A virus first discovered in primates living in the Tana River Valley in Kenya is being tested by a London company as a treatment for rheumatoid arthritis.
Viron Therapeutics is reporting that in tests with mice, VT-346 -- derived from the Tanapox virus -- has been up to 100 times more potent ... Read More
For two decades, scientists have been pursuing a potential new way to treat bacterial infections, using naturally occurring proteins known as antimicrobial peptides (AMPs). Now, MIT scientists have recorded the first microscopic images showing the deadly effects of AMPs, most of which kill by po... Read More
Alternative approaches to medicine are stock-in-trade in the ASU laboratory of microbiologist Shelley Haydel.
So when ASU senior Jenny Koehl joined Haydel's investigative team seeking firsthand knowledge of how basic research is done, how drugs are tested and potential cures produced, she fou... Read More
A cheap acne drug that's been used for decades appears to target infected immune-system cells in which HIV lies dormant before coming back to life and spreading infection, researchers have found.

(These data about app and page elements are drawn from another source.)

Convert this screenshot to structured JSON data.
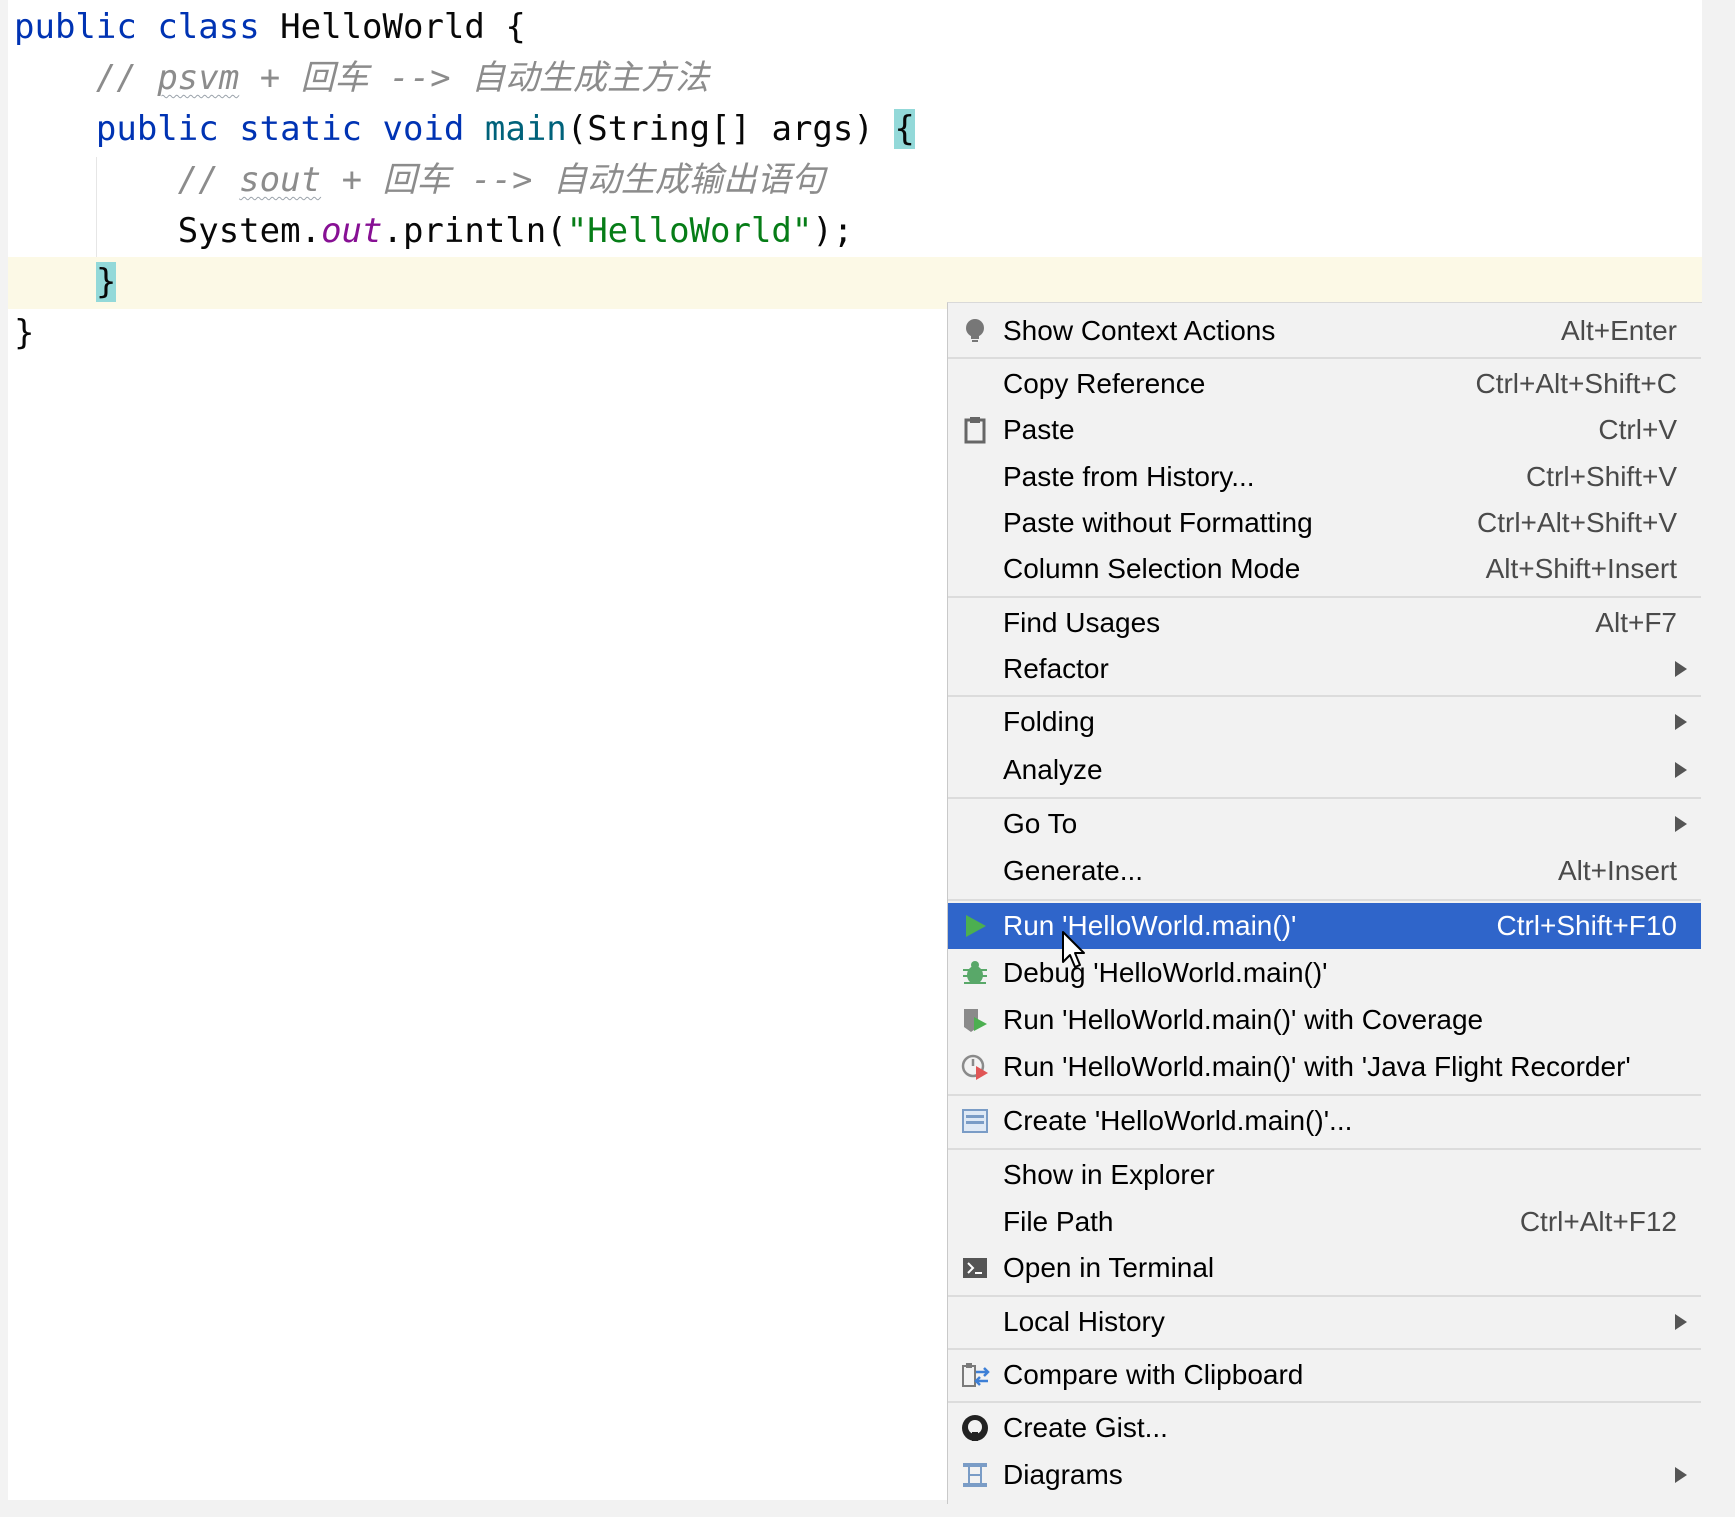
{
  "code": {
    "line1": {
      "kw1": "public",
      "kw2": "class",
      "name": "HelloWorld",
      "brace": "{"
    },
    "line2": {
      "slashes": "//",
      "word": "psvm",
      "plus": "+",
      "cjk1": "回车",
      "arrow": "-->",
      "cjk2": "自动生成主方法"
    },
    "line3": {
      "kw1": "public",
      "kw2": "static",
      "kw3": "void",
      "fn": "main",
      "params": "(String[] args)",
      "brace": "{"
    },
    "line4": {
      "slashes": "//",
      "word": "sout",
      "plus": "+",
      "cjk1": "回车",
      "arrow": "-->",
      "cjk2": "自动生成输出语句"
    },
    "line5": {
      "obj": "System.",
      "field": "out",
      "call": ".println(",
      "str": "\"HelloWorld\"",
      "end": ");"
    },
    "line6": {
      "brace": "}"
    },
    "line7": {
      "brace": "}"
    }
  },
  "context_menu": {
    "items": [
      {
        "label": "Show Context Actions",
        "shortcut": "Alt+Enter",
        "icon": "lightbulb-icon"
      },
      {
        "label": "Copy Reference",
        "shortcut": "Ctrl+Alt+Shift+C"
      },
      {
        "label": "Paste",
        "shortcut": "Ctrl+V",
        "icon": "clipboard-icon"
      },
      {
        "label": "Paste from History...",
        "shortcut": "Ctrl+Shift+V"
      },
      {
        "label": "Paste without Formatting",
        "shortcut": "Ctrl+Alt+Shift+V"
      },
      {
        "label": "Column Selection Mode",
        "shortcut": "Alt+Shift+Insert"
      },
      {
        "label": "Find Usages",
        "shortcut": "Alt+F7"
      },
      {
        "label": "Refactor",
        "submenu": true
      },
      {
        "label": "Folding",
        "submenu": true
      },
      {
        "label": "Analyze",
        "submenu": true
      },
      {
        "label": "Go To",
        "submenu": true
      },
      {
        "label": "Generate...",
        "shortcut": "Alt+Insert"
      },
      {
        "label": "Run 'HelloWorld.main()'",
        "shortcut": "Ctrl+Shift+F10",
        "icon": "run-icon",
        "selected": true
      },
      {
        "label": "Debug 'HelloWorld.main()'",
        "icon": "debug-bug-icon"
      },
      {
        "label": "Run 'HelloWorld.main()' with Coverage",
        "icon": "coverage-icon"
      },
      {
        "label": "Run 'HelloWorld.main()' with 'Java Flight Recorder'",
        "icon": "flight-recorder-icon"
      },
      {
        "label": "Create 'HelloWorld.main()'...",
        "icon": "run-config-icon"
      },
      {
        "label": "Show in Explorer"
      },
      {
        "label": "File Path",
        "shortcut": "Ctrl+Alt+F12"
      },
      {
        "label": "Open in Terminal",
        "icon": "terminal-icon"
      },
      {
        "label": "Local History",
        "submenu": true
      },
      {
        "label": "Compare with Clipboard",
        "icon": "compare-icon"
      },
      {
        "label": "Create Gist...",
        "icon": "github-icon"
      },
      {
        "label": "Diagrams",
        "submenu": true,
        "icon": "diagram-icon"
      }
    ]
  },
  "colors": {
    "menu_background": "#f2f2f2",
    "selection": "#2f65ca",
    "keyword": "#0033b3",
    "string": "#067d17",
    "comment": "#8c8c8c",
    "brace_match": "#93d9d9"
  }
}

The authors of a new study say the antibiotic drug, minocycline, sold under names such as Minocin... Read More
Really though, even Yakov Smirnoff would be worried about this one - bacteria put Big Pharma's R&D to shame, evolving resistances much faster than we develop new antibiotics. Read More
Last year a mutation in the HA gene of the 2009 H1N1 influenza virus was identified in isolates from patients with severe disease. At the time I concluded that the emergence of this change was not a concern. Recently the Norwegian Institute of Public Health reported that the mutation, which caus... Read More
Kathy Hudson has been worrying about the quality of genetic tests for years, and now—after becoming chief of staff to National Institutes of Health Director Francis Collins—she's doing something about it.
More than 1600 genetic tests are on the market, and there aren't enough regulations to e... Read More
An estimated 440,000 people had multi-drug resistant tuberculosis in 2008 and a third of them died as the new variant of the TB mycobacterium continues to spread, the World Health Organization said Thursday. Nearly half of the cases were in China and India, which have been hit hardest by the out... Read More
It’s well established that critical human body functions, including sleep, hormone production and regulation of body temperature, follow a circadian (24-hour) cycle. These genetically programmed patterns stay in effect even under isolation from the naturally occurring daily light-dark cycles of ... Read More
The incidence of tuberculosis infections in the United States dropped by an unusual and unexpectedly large 11.4% in 2009, the largest one-year decrease since federal agencies began tracking the disease in 1953, the Centers for Disease Control and Prevention reported Thursday in its Morbidity and... Read More
When a bacterium goes over the top with making a particular gene transcript, it needs a way to degrade that mRNA before it invests too much energy and resources in creating unneeded proteins. A new Observation piece accepted for the inaugural issue of mBio reveals that antisense RNAs may be an ... Read More
A team of scientists based at San Diego State University, the University of Chicago, and the University of South Florida have analyzed all sequence data available in public databases from complete genomes and environmental community genomes, and found out that jumping genes (known as transposase... Read More
Duke Univ. researchers have devised a method to dry and preserve proteins in a glassified form that seems to retain the molecules' properties as workhorses of biology.
They are exploring whether their glassification technique could bring about protein-based drugs that are cheaper to make and ... Read More
It’s wondrous how the vast and the infinitesimal combine to make our planet work. Scientists at Woods Hole Oceanographic Institution (WHOI) have found that bacteria in the ocean, gathering in sort of “microbial block parties,” communicate and cooperate with each other to have a significant impac... Read More